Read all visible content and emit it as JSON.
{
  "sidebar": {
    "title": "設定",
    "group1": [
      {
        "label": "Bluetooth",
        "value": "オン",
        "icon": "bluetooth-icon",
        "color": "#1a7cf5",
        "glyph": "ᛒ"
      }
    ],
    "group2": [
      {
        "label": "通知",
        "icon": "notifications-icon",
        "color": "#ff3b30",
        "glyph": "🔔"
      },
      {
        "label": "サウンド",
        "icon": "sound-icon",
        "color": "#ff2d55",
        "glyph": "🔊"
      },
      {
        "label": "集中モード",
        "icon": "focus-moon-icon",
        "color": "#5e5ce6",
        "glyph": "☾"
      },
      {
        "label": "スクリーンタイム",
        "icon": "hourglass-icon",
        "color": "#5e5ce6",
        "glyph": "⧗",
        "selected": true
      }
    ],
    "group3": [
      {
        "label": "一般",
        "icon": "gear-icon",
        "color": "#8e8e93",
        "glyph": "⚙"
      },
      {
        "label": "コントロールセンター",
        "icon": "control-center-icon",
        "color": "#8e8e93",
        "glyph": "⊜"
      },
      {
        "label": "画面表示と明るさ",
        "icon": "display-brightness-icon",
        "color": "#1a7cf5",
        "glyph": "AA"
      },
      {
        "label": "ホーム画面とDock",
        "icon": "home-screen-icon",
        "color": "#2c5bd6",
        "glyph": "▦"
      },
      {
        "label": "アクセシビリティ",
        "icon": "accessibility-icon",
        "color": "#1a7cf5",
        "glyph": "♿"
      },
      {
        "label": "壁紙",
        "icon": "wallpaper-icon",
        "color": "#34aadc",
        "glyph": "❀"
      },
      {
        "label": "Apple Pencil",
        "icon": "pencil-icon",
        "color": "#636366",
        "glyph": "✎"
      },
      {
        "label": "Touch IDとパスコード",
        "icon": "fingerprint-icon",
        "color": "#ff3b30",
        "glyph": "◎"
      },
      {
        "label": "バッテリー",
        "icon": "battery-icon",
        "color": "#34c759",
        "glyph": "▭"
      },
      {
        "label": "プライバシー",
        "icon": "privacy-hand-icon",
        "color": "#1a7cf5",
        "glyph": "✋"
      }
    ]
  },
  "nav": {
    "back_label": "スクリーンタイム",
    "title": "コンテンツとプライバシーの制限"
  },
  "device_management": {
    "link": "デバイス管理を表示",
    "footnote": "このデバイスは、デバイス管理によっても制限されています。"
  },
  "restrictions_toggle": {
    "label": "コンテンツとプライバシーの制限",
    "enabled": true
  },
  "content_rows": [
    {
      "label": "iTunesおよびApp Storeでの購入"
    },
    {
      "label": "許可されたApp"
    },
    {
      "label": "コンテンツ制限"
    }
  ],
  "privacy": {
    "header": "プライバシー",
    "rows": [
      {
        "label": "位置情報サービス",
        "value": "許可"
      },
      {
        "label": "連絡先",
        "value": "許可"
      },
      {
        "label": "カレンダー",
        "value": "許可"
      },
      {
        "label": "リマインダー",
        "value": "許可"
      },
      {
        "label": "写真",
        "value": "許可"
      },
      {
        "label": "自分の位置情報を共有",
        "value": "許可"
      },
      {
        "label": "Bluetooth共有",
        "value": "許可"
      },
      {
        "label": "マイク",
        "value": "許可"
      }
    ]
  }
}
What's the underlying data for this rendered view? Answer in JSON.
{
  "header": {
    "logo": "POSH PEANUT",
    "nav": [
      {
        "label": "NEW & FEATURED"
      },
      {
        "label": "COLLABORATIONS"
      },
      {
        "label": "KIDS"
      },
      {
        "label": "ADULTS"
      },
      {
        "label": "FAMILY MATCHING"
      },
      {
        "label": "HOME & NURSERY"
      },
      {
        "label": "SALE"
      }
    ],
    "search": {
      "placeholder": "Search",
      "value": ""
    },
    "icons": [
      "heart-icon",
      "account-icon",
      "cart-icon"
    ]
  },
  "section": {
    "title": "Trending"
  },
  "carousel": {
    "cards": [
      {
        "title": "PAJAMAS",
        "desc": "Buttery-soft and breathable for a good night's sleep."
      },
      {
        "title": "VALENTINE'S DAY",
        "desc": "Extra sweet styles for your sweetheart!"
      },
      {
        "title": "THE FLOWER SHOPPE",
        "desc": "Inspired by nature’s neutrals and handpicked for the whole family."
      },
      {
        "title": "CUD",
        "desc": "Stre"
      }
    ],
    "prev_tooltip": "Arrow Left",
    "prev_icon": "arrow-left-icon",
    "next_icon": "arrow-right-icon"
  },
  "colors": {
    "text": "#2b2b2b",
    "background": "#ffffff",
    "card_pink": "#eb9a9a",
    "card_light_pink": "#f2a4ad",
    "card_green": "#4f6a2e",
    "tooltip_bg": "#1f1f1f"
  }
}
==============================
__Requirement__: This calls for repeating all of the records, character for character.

__Answer to the exercise__:
Read all visible content and emit it as JSON.
{
  "sidebar": {
    "title": "設定",
    "group1": [
      {
        "label": "Bluetooth",
        "value": "オン",
        "icon": "bluetooth-icon",
        "color": "#1a7cf5",
        "glyph": "ᛒ"
      }
    ],
    "group2": [
      {
        "label": "通知",
        "icon": "notifications-icon",
        "color": "#ff3b30",
        "glyph": "🔔"
      },
      {
        "label": "サウンド",
        "icon": "sound-icon",
        "color": "#ff2d55",
        "glyph": "🔊"
      },
      {
        "label": "集中モード",
        "icon": "focus-moon-icon",
        "color": "#5e5ce6",
        "glyph": "☾"
      },
      {
        "label": "スクリーンタイム",
        "icon": "hourglass-icon",
        "color": "#5e5ce6",
        "glyph": "⧗",
        "selected": true
      }
    ],
    "group3": [
      {
        "label": "一般",
        "icon": "gear-icon",
        "color": "#8e8e93",
        "glyph": "⚙"
      },
      {
        "label": "コントロールセンター",
        "icon": "control-center-icon",
        "color": "#8e8e93",
        "glyph": "⊜"
      },
      {
        "label": "画面表示と明るさ",
        "icon": "display-brightness-icon",
        "color": "#1a7cf5",
        "glyph": "AA"
      },
      {
        "label": "ホーム画面とDock",
        "icon": "home-screen-icon",
        "color": "#2c5bd6",
        "glyph": "▦"
      },
      {
        "label": "アクセシビリティ",
        "icon": "accessibility-icon",
        "color": "#1a7cf5",
        "glyph": "♿"
      },
      {
        "label": "壁紙",
        "icon": "wallpaper-icon",
        "color": "#34aadc",
        "glyph": "❀"
      },
      {
        "label": "Apple Pencil",
        "icon": "pencil-icon",
        "color": "#636366",
        "glyph": "✎"
      },
      {
        "label": "Touch IDとパスコード",
        "icon": "fingerprint-icon",
        "color": "#ff3b30",
        "glyph": "◎"
      },
      {
        "label": "バッテリー",
        "icon": "battery-icon",
        "color": "#34c759",
        "glyph": "▭"
      },
      {
        "label": "プライバシー",
        "icon": "privacy-hand-icon",
        "color": "#1a7cf5",
        "glyph": "✋"
      }
    ]
  },
  "nav": {
    "back_label": "スクリーンタイム",
    "title": "コンテンツとプライバシーの制限"
  },
  "device_management": {
    "link": "デバイス管理を表示",
    "footnote": "このデバイスは、デバイス管理によっても制限されています。"
  },
  "restrictions_toggle": {
    "label": "コンテンツとプライバシーの制限",
    "enabled": true
  },
  "content_rows": [
    {
      "label": "iTunesおよびApp Storeでの購入"
    },
    {
      "label": "許可されたApp"
    },
    {
      "label": "コンテンツ制限"
    }
  ],
  "privacy": {
    "header": "プライバシー",
    "rows": [
      {
        "label": "位置情報サービス",
        "value": "許可"
      },
      {
        "label": "連絡先",
        "value": "許可"
      },
      {
        "label": "カレンダー",
        "value": "許可"
      },
      {
        "label": "リマインダー",
        "value": "許可"
      },
      {
        "label": "写真",
        "value": "許可"
      },
      {
        "label": "自分の位置情報を共有",
        "value": "許可"
      },
      {
        "label": "Bluetooth共有",
        "value": "許可"
      },
      {
        "label": "マイク",
        "value": "許可"
      }
    ]
  }
}
What's the underlying data for this rendered view? Answer in JSON.
{
  "header": {
    "logo": "POSH PEANUT",
    "nav": [
      {
        "label": "NEW & FEATURED"
      },
      {
        "label": "COLLABORATIONS"
      },
      {
        "label": "KIDS"
      },
      {
        "label": "ADULTS"
      },
      {
        "label": "FAMILY MATCHING"
      },
      {
        "label": "HOME & NURSERY"
      },
      {
        "label": "SALE"
      }
    ],
    "search": {
      "placeholder": "Search",
      "value": ""
    },
    "icons": [
      "heart-icon",
      "account-icon",
      "cart-icon"
    ]
  },
  "section": {
    "title": "Trending"
  },
  "carousel": {
    "cards": [
      {
        "title": "PAJAMAS",
        "desc": "Buttery-soft and breathable for a good night's sleep."
      },
      {
        "title": "VALENTINE'S DAY",
        "desc": "Extra sweet styles for your sweetheart!"
      },
      {
        "title": "THE FLOWER SHOPPE",
        "desc": "Inspired by nature’s neutrals and handpicked for the whole family."
      },
      {
        "title": "CUD",
        "desc": "Stre"
      }
    ],
    "prev_tooltip": "Arrow Left",
    "prev_icon": "arrow-left-icon",
    "next_icon": "arrow-right-icon"
  },
  "colors": {
    "text": "#2b2b2b",
    "background": "#ffffff",
    "card_pink": "#eb9a9a",
    "card_light_pink": "#f2a4ad",
    "card_green": "#4f6a2e",
    "tooltip_bg": "#1f1f1f"
  }
}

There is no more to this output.